Assignment
Please print the entries exactly, omitting each image.

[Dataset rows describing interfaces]
--------------------------------------------------

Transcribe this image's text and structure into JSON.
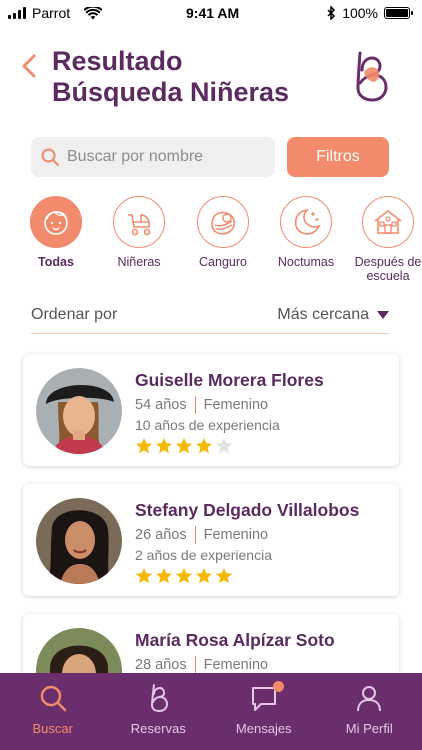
{
  "status_bar": {
    "carrier": "Parrot",
    "time": "9:41 AM",
    "battery": "100%"
  },
  "header": {
    "title_line1": "Resultado",
    "title_line2": "Búsqueda Niñeras"
  },
  "search": {
    "placeholder": "Buscar por nombre",
    "filter_label": "Filtros"
  },
  "categories": [
    {
      "label": "Todas",
      "icon": "baby-face-icon",
      "active": true
    },
    {
      "label": "Niñeras",
      "icon": "stroller-icon"
    },
    {
      "label": "Canguro",
      "icon": "swaddled-baby-icon"
    },
    {
      "label": "Noctumas",
      "icon": "moon-stars-icon"
    },
    {
      "label_line1": "Después de",
      "label_line2": "escuela",
      "icon": "school-icon"
    }
  ],
  "sort": {
    "label": "Ordenar por",
    "value": "Más cercana"
  },
  "results": [
    {
      "name": "Guiselle Morera Flores",
      "age": "54 años",
      "gender": "Femenino",
      "experience": "10 años de experiencia",
      "rating": 4
    },
    {
      "name": "Stefany Delgado Villalobos",
      "age": "26 años",
      "gender": "Femenino",
      "experience": "2 años de experiencia",
      "rating": 5
    },
    {
      "name": "María Rosa Alpízar Soto",
      "age": "28 años",
      "gender": "Femenino"
    }
  ],
  "tabs": [
    {
      "label": "Buscar",
      "icon": "search-icon",
      "active": true
    },
    {
      "label": "Reservas",
      "icon": "reservations-icon"
    },
    {
      "label": "Mensajes",
      "icon": "chat-icon",
      "badge": true
    },
    {
      "label": "Mi Perfil",
      "icon": "user-icon"
    }
  ],
  "colors": {
    "primary": "#5b2a5f",
    "accent": "#f28b6b",
    "tab_bar": "#6b2e6c",
    "star": "#f5b800"
  }
}
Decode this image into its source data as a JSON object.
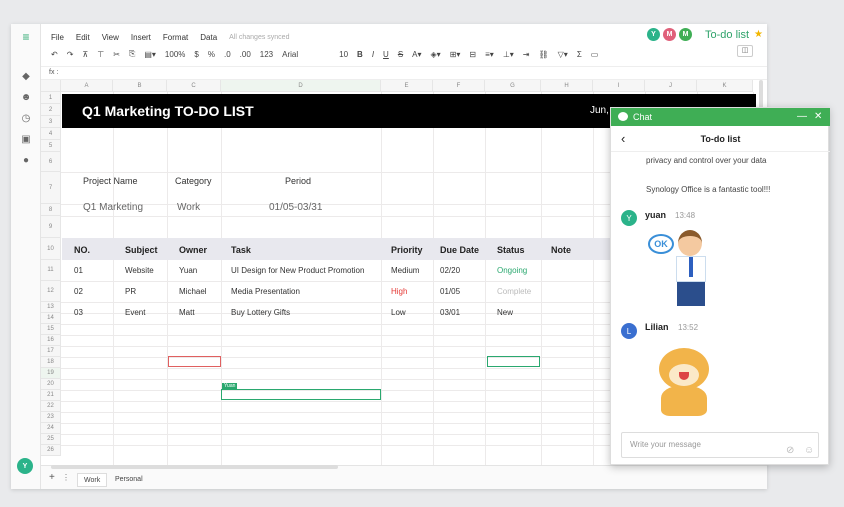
{
  "menu": [
    "File",
    "Edit",
    "View",
    "Insert",
    "Format",
    "Data"
  ],
  "sync_status": "All changes synced",
  "toolbar": {
    "zoom": "100%",
    "currency": "$",
    "percent": "%",
    "decimals_less": ".0",
    "decimals_more": ".00",
    "number_format": "123",
    "font": "Arial",
    "font_size": "10",
    "bold": "B",
    "italic": "I",
    "underline": "U",
    "strike": "S",
    "sum": "Σ"
  },
  "fx_label": "fx",
  "doc_title": "To-do list",
  "collaborators": [
    {
      "initial": "Y",
      "color": "#2bb38a"
    },
    {
      "initial": "M",
      "color": "#e0607a"
    },
    {
      "initial": "M",
      "color": "#3fae55"
    }
  ],
  "columns": [
    "A",
    "B",
    "C",
    "D",
    "E",
    "F",
    "G",
    "H",
    "I",
    "J",
    "K"
  ],
  "rows": [
    "1",
    "2",
    "3",
    "4",
    "5",
    "6",
    "7",
    "8",
    "9",
    "10",
    "11",
    "12",
    "13",
    "14",
    "15",
    "16",
    "17",
    "18",
    "19",
    "20",
    "21",
    "22",
    "23",
    "24",
    "25",
    "26"
  ],
  "banner": {
    "title": "Q1 Marketing TO-DO LIST",
    "date": "Jun,"
  },
  "info": {
    "project_label": "Project Name",
    "category_label": "Category",
    "period_label": "Period",
    "project_value": "Q1 Marketing",
    "category_value": "Work",
    "period_value": "01/05-03/31"
  },
  "table": {
    "headers": [
      "NO.",
      "Subject",
      "Owner",
      "Task",
      "Priority",
      "Due Date",
      "Status",
      "Note"
    ],
    "rows": [
      {
        "no": "01",
        "subject": "Website",
        "owner": "Yuan",
        "task": "UI Design for New Product Promotion",
        "priority": "Medium",
        "due": "02/20",
        "status": "Ongoing"
      },
      {
        "no": "02",
        "subject": "PR",
        "owner": "Michael",
        "task": "Media Presentation",
        "priority": "High",
        "due": "01/05",
        "status": "Complete"
      },
      {
        "no": "03",
        "subject": "Event",
        "owner": "Matt",
        "task": "Buy Lottery Gifts",
        "priority": "Low",
        "due": "03/01",
        "status": "New"
      }
    ]
  },
  "cursor_tag": "Yuan",
  "sheets": [
    "Work",
    "Personal"
  ],
  "user_initial": "Y",
  "chat": {
    "header": "Chat",
    "title": "To-do list",
    "lines": [
      "privacy and control over your data",
      "Synology Office is a fantastic tool!!!"
    ],
    "messages": [
      {
        "initial": "Y",
        "name": "yuan",
        "time": "13:48",
        "sticker": "OK"
      },
      {
        "initial": "L",
        "name": "Lilian",
        "time": "13:52"
      }
    ],
    "input_placeholder": "Write your message"
  },
  "colors": {
    "accent": "#3fae55",
    "high": "#e53935",
    "ongoing": "#2aa86f"
  }
}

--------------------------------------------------

Your solution
Transcribe this image's text and structure into JSON.
{
  "status_bar": {
    "carrier": "Parrot",
    "time": "9:41 AM",
    "battery": "100%"
  },
  "header": {
    "title_line1": "Resultado",
    "title_line2": "Búsqueda Niñeras"
  },
  "search": {
    "placeholder": "Buscar por nombre",
    "filter_label": "Filtros"
  },
  "categories": [
    {
      "label": "Todas",
      "icon": "baby-face-icon",
      "active": true
    },
    {
      "label": "Niñeras",
      "icon": "stroller-icon"
    },
    {
      "label": "Canguro",
      "icon": "swaddled-baby-icon"
    },
    {
      "label": "Noctumas",
      "icon": "moon-stars-icon"
    },
    {
      "label_line1": "Después de",
      "label_line2": "escuela",
      "icon": "school-icon"
    }
  ],
  "sort": {
    "label": "Ordenar por",
    "value": "Más cercana"
  },
  "results": [
    {
      "name": "Guiselle Morera Flores",
      "age": "54 años",
      "gender": "Femenino",
      "experience": "10 años de experiencia",
      "rating": 4
    },
    {
      "name": "Stefany Delgado Villalobos",
      "age": "26 años",
      "gender": "Femenino",
      "experience": "2 años de experiencia",
      "rating": 5
    },
    {
      "name": "María Rosa Alpízar Soto",
      "age": "28 años",
      "gender": "Femenino"
    }
  ],
  "tabs": [
    {
      "label": "Buscar",
      "icon": "search-icon",
      "active": true
    },
    {
      "label": "Reservas",
      "icon": "reservations-icon"
    },
    {
      "label": "Mensajes",
      "icon": "chat-icon",
      "badge": true
    },
    {
      "label": "Mi Perfil",
      "icon": "user-icon"
    }
  ],
  "colors": {
    "primary": "#5b2a5f",
    "accent": "#f28b6b",
    "tab_bar": "#6b2e6c",
    "star": "#f5b800"
  }
}
Decode this image into its source data as a JSON object.
{
  "menu": [
    "File",
    "Edit",
    "View",
    "Insert",
    "Format",
    "Data"
  ],
  "sync_status": "All changes synced",
  "toolbar": {
    "zoom": "100%",
    "currency": "$",
    "percent": "%",
    "decimals_less": ".0",
    "decimals_more": ".00",
    "number_format": "123",
    "font": "Arial",
    "font_size": "10",
    "bold": "B",
    "italic": "I",
    "underline": "U",
    "strike": "S",
    "sum": "Σ"
  },
  "fx_label": "fx",
  "doc_title": "To-do list",
  "collaborators": [
    {
      "initial": "Y",
      "color": "#2bb38a"
    },
    {
      "initial": "M",
      "color": "#e0607a"
    },
    {
      "initial": "M",
      "color": "#3fae55"
    }
  ],
  "columns": [
    "A",
    "B",
    "C",
    "D",
    "E",
    "F",
    "G",
    "H",
    "I",
    "J",
    "K"
  ],
  "rows": [
    "1",
    "2",
    "3",
    "4",
    "5",
    "6",
    "7",
    "8",
    "9",
    "10",
    "11",
    "12",
    "13",
    "14",
    "15",
    "16",
    "17",
    "18",
    "19",
    "20",
    "21",
    "22",
    "23",
    "24",
    "25",
    "26"
  ],
  "banner": {
    "title": "Q1 Marketing TO-DO LIST",
    "date": "Jun,"
  },
  "info": {
    "project_label": "Project Name",
    "category_label": "Category",
    "period_label": "Period",
    "project_value": "Q1 Marketing",
    "category_value": "Work",
    "period_value": "01/05-03/31"
  },
  "table": {
    "headers": [
      "NO.",
      "Subject",
      "Owner",
      "Task",
      "Priority",
      "Due Date",
      "Status",
      "Note"
    ],
    "rows": [
      {
        "no": "01",
        "subject": "Website",
        "owner": "Yuan",
        "task": "UI Design for New Product Promotion",
        "priority": "Medium",
        "due": "02/20",
        "status": "Ongoing"
      },
      {
        "no": "02",
        "subject": "PR",
        "owner": "Michael",
        "task": "Media Presentation",
        "priority": "High",
        "due": "01/05",
        "status": "Complete"
      },
      {
        "no": "03",
        "subject": "Event",
        "owner": "Matt",
        "task": "Buy Lottery Gifts",
        "priority": "Low",
        "due": "03/01",
        "status": "New"
      }
    ]
  },
  "cursor_tag": "Yuan",
  "sheets": [
    "Work",
    "Personal"
  ],
  "user_initial": "Y",
  "chat": {
    "header": "Chat",
    "title": "To-do list",
    "lines": [
      "privacy and control over your data",
      "Synology Office is a fantastic tool!!!"
    ],
    "messages": [
      {
        "initial": "Y",
        "name": "yuan",
        "time": "13:48",
        "sticker": "OK"
      },
      {
        "initial": "L",
        "name": "Lilian",
        "time": "13:52"
      }
    ],
    "input_placeholder": "Write your message"
  },
  "colors": {
    "accent": "#3fae55",
    "high": "#e53935",
    "ongoing": "#2aa86f"
  }
}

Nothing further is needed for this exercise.